# Activity
Gather every line of the entries that includes the word "Zweckform".

# Data supplied
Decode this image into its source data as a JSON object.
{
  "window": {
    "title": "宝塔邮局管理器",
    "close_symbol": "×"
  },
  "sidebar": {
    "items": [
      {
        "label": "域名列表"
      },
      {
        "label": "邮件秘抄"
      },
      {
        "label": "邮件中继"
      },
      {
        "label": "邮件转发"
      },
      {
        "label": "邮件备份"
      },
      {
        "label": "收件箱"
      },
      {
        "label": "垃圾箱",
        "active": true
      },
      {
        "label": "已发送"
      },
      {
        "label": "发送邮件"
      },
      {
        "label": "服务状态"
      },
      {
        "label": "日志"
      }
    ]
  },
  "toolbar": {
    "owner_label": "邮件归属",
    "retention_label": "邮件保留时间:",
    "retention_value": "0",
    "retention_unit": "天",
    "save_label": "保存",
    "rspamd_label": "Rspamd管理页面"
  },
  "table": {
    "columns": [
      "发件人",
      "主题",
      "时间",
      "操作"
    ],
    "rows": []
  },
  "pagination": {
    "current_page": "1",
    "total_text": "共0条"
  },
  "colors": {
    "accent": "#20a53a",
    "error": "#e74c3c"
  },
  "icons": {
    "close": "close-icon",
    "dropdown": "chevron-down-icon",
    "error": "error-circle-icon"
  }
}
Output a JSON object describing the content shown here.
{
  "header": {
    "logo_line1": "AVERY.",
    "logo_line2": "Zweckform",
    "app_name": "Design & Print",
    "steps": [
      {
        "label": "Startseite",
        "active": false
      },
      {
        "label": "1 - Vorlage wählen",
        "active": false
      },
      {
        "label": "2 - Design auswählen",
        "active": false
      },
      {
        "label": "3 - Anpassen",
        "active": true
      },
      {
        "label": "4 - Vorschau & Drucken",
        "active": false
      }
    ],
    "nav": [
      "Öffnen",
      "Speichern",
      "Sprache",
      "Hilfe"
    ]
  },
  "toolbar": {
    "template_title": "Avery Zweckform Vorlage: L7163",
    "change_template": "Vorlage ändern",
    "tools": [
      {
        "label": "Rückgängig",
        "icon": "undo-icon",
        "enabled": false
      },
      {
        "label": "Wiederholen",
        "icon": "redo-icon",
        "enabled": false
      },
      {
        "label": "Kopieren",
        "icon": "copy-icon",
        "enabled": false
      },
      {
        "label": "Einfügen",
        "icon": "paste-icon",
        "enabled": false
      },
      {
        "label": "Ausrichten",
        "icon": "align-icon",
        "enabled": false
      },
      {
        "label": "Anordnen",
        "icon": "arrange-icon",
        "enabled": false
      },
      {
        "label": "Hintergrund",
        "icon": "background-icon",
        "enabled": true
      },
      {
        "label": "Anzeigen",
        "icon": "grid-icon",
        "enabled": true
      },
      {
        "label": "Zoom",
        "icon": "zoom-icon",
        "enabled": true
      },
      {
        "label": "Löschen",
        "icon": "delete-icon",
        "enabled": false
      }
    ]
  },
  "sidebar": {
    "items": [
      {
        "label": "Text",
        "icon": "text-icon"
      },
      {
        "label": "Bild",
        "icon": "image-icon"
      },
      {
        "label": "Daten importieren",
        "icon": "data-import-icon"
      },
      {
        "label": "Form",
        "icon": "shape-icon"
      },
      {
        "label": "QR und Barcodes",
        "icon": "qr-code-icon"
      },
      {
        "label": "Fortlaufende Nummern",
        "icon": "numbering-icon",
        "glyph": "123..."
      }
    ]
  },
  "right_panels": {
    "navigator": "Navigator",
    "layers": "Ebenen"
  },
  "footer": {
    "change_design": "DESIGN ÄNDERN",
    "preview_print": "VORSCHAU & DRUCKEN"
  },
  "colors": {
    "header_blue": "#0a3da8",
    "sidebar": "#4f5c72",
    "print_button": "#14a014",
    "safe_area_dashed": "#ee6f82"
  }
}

# Reply to the task
    "logo_line2": "Zweckform",
    "template_title": "Avery Zweckform Vorlage: L7163",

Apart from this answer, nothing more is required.